View RSS Feed

home improvement guy

The truth about gutter systems

Rating: 1 votes, 5.00 average.
You either love them or you hate them. They are either a great amenity on your home that helps keep the basement dry or they are an annual pain in the back and maybe even an eyesore on the home.

Of course we are talking about gutter systems.

Real estate appraisers throughout the country are mixed as to whether a good gutter system adds to the value of a home, but they are nearly unanimous in their belief that a home that needs gutters and one that doesn’t have them is devalued.

Properly sized and installed gutter systems are intended to get roof water well away from the home and its foundations.

Note we used the word “system” because the gutters and downspouts are the starting point. The rest of the system is intended to get that water coming out of the downspout away from the home so it does not create a hazard or contribute to surface ponds or erosion.

Most basement water issues are the result of mismanaged surface water that ends up running down a foundation wall and “leaking” into the basement area through gaps and cracks. Surface water “dumped” at the foundation may undermine patios, driveways and sidewalks. Control the surface water and you may never have a foundation water issue.

A sloped roof on a 1,500-square-foot ranch-style home might be in the neighborhood of 2,000 square feet.
In some areas, you may get up to 33 inches of precipitation a year, this could equate to 37,000 gallons of water a year falling right next to the foundation.

That amount of water will turn your basement into a pool.

So why not use decorative rain chains or rain dispersal systems instead of gutters? Why not collect all that water in rain barrels and use it to water your shrubs and lawn? The simple answer is generally that these types of systems still put the water at the base of the foundation or require maintenance owners prefer not to do.
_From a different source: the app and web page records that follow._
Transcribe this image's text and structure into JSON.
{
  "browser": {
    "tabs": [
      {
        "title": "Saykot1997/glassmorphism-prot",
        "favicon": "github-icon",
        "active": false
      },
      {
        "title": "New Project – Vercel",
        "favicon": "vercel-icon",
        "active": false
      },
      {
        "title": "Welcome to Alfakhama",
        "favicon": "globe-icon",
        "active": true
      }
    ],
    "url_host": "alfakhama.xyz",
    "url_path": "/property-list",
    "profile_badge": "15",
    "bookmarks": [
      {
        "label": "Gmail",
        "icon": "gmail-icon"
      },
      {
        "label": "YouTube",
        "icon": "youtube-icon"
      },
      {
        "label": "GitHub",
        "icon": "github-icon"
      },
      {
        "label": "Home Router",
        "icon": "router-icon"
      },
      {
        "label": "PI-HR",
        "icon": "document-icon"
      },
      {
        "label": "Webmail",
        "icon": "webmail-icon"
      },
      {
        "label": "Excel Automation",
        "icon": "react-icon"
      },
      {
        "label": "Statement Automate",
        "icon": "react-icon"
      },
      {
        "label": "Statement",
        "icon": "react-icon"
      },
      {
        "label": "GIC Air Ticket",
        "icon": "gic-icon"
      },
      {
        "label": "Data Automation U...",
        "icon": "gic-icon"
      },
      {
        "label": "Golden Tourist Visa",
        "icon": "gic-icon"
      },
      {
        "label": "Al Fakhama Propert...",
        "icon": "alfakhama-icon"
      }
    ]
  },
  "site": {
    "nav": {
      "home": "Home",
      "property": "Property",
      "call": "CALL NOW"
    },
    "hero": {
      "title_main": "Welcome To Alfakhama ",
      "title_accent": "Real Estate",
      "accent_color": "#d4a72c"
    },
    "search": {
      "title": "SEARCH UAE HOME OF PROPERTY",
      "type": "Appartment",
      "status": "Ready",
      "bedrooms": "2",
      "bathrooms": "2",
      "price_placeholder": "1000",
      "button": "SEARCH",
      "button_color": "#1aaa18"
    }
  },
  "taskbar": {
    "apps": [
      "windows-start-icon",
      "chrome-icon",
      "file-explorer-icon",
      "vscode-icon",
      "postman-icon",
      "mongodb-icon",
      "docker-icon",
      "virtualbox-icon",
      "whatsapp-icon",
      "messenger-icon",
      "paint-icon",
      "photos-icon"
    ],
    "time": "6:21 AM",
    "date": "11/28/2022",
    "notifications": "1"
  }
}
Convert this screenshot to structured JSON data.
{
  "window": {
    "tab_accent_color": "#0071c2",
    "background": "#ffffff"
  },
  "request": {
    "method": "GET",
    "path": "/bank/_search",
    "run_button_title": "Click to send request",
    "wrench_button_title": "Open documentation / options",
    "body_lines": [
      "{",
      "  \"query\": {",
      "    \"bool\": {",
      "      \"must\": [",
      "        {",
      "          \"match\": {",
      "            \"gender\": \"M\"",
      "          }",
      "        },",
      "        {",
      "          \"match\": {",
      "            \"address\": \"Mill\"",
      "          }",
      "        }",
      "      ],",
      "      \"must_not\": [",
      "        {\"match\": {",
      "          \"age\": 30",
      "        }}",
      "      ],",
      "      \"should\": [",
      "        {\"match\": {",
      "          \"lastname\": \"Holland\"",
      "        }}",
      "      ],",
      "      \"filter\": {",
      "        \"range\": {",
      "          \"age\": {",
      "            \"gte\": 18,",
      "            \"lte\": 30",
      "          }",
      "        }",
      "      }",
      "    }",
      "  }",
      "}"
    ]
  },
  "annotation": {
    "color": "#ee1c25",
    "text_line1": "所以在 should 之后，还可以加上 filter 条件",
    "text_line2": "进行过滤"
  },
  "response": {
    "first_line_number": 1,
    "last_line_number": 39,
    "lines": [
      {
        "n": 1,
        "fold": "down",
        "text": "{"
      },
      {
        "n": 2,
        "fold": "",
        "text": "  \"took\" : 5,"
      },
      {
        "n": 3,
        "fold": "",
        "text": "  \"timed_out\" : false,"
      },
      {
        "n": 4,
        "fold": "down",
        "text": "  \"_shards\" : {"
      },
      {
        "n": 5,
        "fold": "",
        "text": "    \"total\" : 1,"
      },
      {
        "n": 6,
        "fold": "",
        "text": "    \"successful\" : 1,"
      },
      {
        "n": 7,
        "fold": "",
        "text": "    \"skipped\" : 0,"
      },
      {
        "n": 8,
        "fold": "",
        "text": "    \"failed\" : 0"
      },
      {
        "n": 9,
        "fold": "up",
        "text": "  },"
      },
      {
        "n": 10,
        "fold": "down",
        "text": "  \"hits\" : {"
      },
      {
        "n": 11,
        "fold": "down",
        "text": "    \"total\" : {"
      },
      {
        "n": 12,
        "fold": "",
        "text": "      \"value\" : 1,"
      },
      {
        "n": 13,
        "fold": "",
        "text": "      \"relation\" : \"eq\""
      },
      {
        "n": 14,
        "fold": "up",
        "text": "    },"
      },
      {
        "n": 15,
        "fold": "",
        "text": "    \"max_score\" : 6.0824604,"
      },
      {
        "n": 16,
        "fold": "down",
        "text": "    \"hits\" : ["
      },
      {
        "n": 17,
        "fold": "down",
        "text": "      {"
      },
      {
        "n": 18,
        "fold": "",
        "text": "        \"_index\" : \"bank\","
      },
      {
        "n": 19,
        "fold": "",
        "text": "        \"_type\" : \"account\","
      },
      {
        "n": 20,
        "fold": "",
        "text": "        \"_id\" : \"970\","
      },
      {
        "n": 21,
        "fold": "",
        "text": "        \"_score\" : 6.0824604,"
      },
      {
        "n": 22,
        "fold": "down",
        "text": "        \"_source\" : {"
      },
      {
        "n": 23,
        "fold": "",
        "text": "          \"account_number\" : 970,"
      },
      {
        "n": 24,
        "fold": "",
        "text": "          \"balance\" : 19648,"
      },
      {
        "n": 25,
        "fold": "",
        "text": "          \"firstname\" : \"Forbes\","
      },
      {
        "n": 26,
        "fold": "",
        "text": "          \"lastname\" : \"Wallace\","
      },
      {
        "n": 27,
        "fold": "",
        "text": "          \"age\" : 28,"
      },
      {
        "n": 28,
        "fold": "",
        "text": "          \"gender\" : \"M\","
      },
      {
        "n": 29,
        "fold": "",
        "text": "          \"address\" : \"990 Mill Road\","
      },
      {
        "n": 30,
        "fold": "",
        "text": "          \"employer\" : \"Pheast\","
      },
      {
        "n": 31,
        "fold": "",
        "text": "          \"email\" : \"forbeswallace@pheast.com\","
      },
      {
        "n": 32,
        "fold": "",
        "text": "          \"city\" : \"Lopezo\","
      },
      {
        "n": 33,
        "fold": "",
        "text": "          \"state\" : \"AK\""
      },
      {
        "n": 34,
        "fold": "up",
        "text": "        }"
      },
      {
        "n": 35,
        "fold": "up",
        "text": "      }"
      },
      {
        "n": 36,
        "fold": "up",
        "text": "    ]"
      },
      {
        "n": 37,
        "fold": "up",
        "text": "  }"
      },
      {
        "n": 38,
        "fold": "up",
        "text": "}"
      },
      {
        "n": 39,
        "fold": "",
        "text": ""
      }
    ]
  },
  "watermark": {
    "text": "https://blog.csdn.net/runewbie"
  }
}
But gutters leak at every joint. They get plugged up. They begin to sag and slope and the fasteners intended to keep them in place actually may contribute to rotting out the facia board behind them.

Such systems historically are secured using fasteners that actually penetrate the back side of the gutter, “pin” the gutter right up against the facia and create numerous holes in the facia. This can contribute to leaks, rotting wood and fasteners that fail over time.

Yep. All possibly true if you have an old system, a DIY system or a poorly installed system. Many companies that install gutters do so as an “add-on” service to roofing or siding services.

But there are companies that specialize in these systems done right. These companies will only install seamless systems. The idea of a DIY install with a joint every 10 feet makes no sense. Each run of gutter should be seamless and should slope continuously to a downspout.

The method of securing the gutters should allow them to “float” and “flex” without jeopardizing the substrate or facia.

While many materials are available for such systems, aluminum seems to carry the day in terms of strength to weight and its ability to take on and keep a good finish in a variety of colors so the system can blend right into your roof profile.

A specialty company will also offer larger or varied profiles and custom metals like copper if the job specification calls for it.

One of the past “sins” of such systems was the “one-size-fits-all” mentality that used a small profile gutter on every house regardless of the rain load. A specialty company will size the gutters to meet the anticipated maximum load. 6” gutter profiles are very common with such firms.

A larger gutter requires larger downspouts or conductor pipes. These should never simply “dump” water next to the foundation, nor should they tie into a footing or foundation drain system.

Instead, they should connect to extensions that distribute the water underground and away from the foundation. This can be accomplished through sub-surface drain pipes, buried French drains or pop-up systems.

Gutter protection is another piece of the system. A specialty company has done two things in this regard. They have tried every system out there to see which ones really do work, and they offer a first person warranty on the performance of the system. Generally this state’s something to the effect that “if the system ever gets plugged or needs cleaning, we will do it for you.”

Protect that beautiful investment you call home. Now that you know how, get started today properly managing surface water.

Submit "The truth about gutter systems" to Digg Submit "The truth about gutter systems" to Submit "The truth about gutter systems" to StumbleUpon Submit "The truth about gutter systems" to Google Submit "The truth about gutter systems" to Facebook Submit "The truth about gutter systems" to Twitter


Leave Comment Leave Comment